● Activity
Extract each line from the entries below that has the string "Python" in it.

● Information
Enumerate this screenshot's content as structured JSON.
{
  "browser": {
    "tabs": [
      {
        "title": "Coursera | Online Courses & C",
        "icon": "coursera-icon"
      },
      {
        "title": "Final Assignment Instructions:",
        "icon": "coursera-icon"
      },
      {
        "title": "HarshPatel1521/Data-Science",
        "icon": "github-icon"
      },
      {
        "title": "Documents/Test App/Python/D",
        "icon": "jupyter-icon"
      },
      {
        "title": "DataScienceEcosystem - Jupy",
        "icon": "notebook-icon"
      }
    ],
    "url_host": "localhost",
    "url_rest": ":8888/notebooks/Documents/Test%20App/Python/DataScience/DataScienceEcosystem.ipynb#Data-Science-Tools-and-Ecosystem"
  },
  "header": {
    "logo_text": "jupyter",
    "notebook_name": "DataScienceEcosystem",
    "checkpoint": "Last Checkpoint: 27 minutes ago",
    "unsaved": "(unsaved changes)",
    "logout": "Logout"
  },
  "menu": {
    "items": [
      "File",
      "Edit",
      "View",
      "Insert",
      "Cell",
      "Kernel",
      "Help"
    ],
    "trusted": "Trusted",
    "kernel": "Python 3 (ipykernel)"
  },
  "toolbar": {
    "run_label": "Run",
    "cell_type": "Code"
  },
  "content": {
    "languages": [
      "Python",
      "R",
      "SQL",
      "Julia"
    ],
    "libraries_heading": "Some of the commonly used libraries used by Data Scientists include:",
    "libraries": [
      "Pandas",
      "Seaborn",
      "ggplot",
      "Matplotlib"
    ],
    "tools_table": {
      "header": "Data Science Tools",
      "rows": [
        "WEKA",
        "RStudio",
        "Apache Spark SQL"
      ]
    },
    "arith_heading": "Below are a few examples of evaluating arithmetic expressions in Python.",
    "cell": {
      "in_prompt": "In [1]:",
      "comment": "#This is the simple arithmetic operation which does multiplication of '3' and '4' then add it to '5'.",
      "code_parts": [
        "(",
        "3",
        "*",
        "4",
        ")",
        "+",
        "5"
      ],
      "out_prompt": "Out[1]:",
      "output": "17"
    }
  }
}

● Written solution
        "title": "Documents/Test App/Python/D",
    "url_rest": ":8888/notebooks/Documents/Test%20App/Python/DataScience/DataScienceEcosystem.ipynb#Data-Science-Tools-and-Ecosystem"
    "kernel": "Python 3 (ipykernel)"
      "Python",
    "arith_heading": "Below are a few examples of evaluating arithmetic expressions in Python.",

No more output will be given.